TO DO: Restate, word for word, every line of the data.

[[ PROVIDED DATA open ]]

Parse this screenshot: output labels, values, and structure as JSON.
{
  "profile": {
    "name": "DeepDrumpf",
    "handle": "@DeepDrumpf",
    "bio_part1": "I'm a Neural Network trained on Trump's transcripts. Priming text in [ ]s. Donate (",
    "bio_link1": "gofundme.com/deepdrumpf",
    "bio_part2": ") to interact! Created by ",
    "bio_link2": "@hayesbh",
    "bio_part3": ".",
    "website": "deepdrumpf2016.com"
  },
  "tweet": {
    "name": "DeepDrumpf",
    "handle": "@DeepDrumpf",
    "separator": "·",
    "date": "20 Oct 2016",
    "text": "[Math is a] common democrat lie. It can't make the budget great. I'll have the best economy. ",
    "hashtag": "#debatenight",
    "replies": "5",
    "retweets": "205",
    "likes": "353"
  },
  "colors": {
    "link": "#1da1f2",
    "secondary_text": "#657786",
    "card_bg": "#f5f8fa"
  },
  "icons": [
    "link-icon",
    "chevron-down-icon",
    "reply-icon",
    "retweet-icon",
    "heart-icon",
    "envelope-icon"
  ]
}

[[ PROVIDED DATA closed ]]

YOUR SOLUTION:
Parse this screenshot: output labels, values, and structure as JSON.
{
  "profile": {
    "name": "DeepDrumpf",
    "handle": "@DeepDrumpf",
    "bio_part1": "I'm a Neural Network trained on Trump's transcripts. Priming text in [ ]s. Donate (",
    "bio_link1": "gofundme.com/deepdrumpf",
    "bio_part2": ") to interact! Created by ",
    "bio_link2": "@hayesbh",
    "bio_part3": ".",
    "website": "deepdrumpf2016.com"
  },
  "tweet": {
    "name": "DeepDrumpf",
    "handle": "@DeepDrumpf",
    "separator": "·",
    "date": "20 Oct 2016",
    "text": "[Math is a] common democrat lie. It can't make the budget great. I'll have the best economy. ",
    "hashtag": "#debatenight",
    "replies": "5",
    "retweets": "205",
    "likes": "353"
  },
  "colors": {
    "link": "#1da1f2",
    "secondary_text": "#657786",
    "card_bg": "#f5f8fa"
  },
  "icons": [
    "link-icon",
    "chevron-down-icon",
    "reply-icon",
    "retweet-icon",
    "heart-icon",
    "envelope-icon"
  ]
}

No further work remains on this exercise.